(TASK INPUT)

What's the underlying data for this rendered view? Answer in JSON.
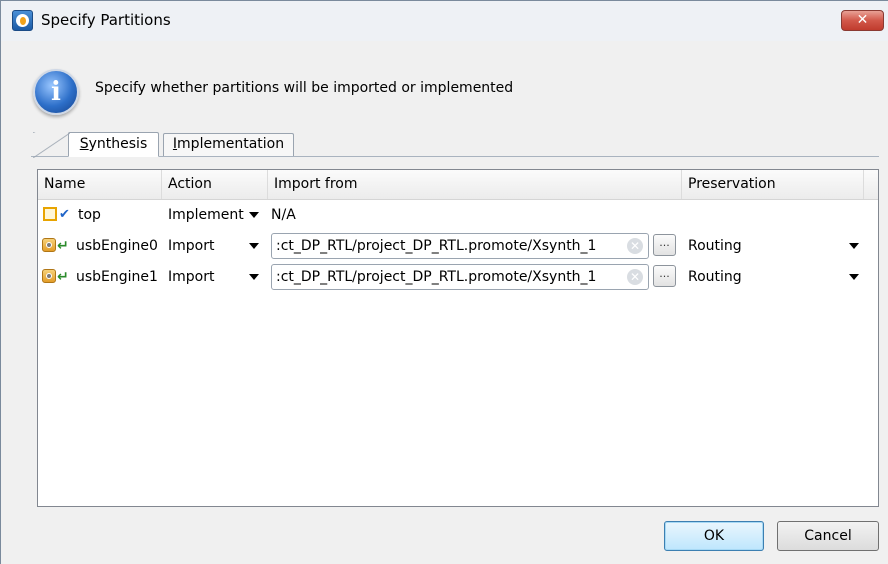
{
  "window": {
    "title": "Specify Partitions",
    "close_label": "✕"
  },
  "info": {
    "message": "Specify whether partitions will be imported or implemented",
    "icon_glyph": "i"
  },
  "tabs": [
    {
      "label": "Synthesis",
      "underline": "S",
      "rest": "ynthesis",
      "active": true
    },
    {
      "label": "Implementation",
      "underline": "I",
      "rest": "mplementation",
      "active": false
    }
  ],
  "table": {
    "columns": [
      "Name",
      "Action",
      "Import from",
      "Preservation"
    ],
    "rows": [
      {
        "name": "top",
        "action": "Implement",
        "import_from": "N/A",
        "preservation": ""
      },
      {
        "name": "usbEngine0",
        "action": "Import",
        "import_from": ":ct_DP_RTL/project_DP_RTL.promote/Xsynth_1",
        "preservation": "Routing"
      },
      {
        "name": "usbEngine1",
        "action": "Import",
        "import_from": ":ct_DP_RTL/project_DP_RTL.promote/Xsynth_1",
        "preservation": "Routing"
      }
    ]
  },
  "buttons": {
    "ok": "OK",
    "cancel": "Cancel",
    "browse": "..."
  },
  "colors": {
    "accent": "#3c7fb1",
    "close": "#c03b2d"
  }
}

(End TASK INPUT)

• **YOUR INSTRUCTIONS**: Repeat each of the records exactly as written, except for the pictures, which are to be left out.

• **SOLUTION BELOW**:
What's the underlying data for this rendered view? Answer in JSON.
{
  "window": {
    "title": "Specify Partitions",
    "close_label": "✕"
  },
  "info": {
    "message": "Specify whether partitions will be imported or implemented",
    "icon_glyph": "i"
  },
  "tabs": [
    {
      "label": "Synthesis",
      "underline": "S",
      "rest": "ynthesis",
      "active": true
    },
    {
      "label": "Implementation",
      "underline": "I",
      "rest": "mplementation",
      "active": false
    }
  ],
  "table": {
    "columns": [
      "Name",
      "Action",
      "Import from",
      "Preservation"
    ],
    "rows": [
      {
        "name": "top",
        "action": "Implement",
        "import_from": "N/A",
        "preservation": ""
      },
      {
        "name": "usbEngine0",
        "action": "Import",
        "import_from": ":ct_DP_RTL/project_DP_RTL.promote/Xsynth_1",
        "preservation": "Routing"
      },
      {
        "name": "usbEngine1",
        "action": "Import",
        "import_from": ":ct_DP_RTL/project_DP_RTL.promote/Xsynth_1",
        "preservation": "Routing"
      }
    ]
  },
  "buttons": {
    "ok": "OK",
    "cancel": "Cancel",
    "browse": "..."
  },
  "colors": {
    "accent": "#3c7fb1",
    "close": "#c03b2d"
  }
}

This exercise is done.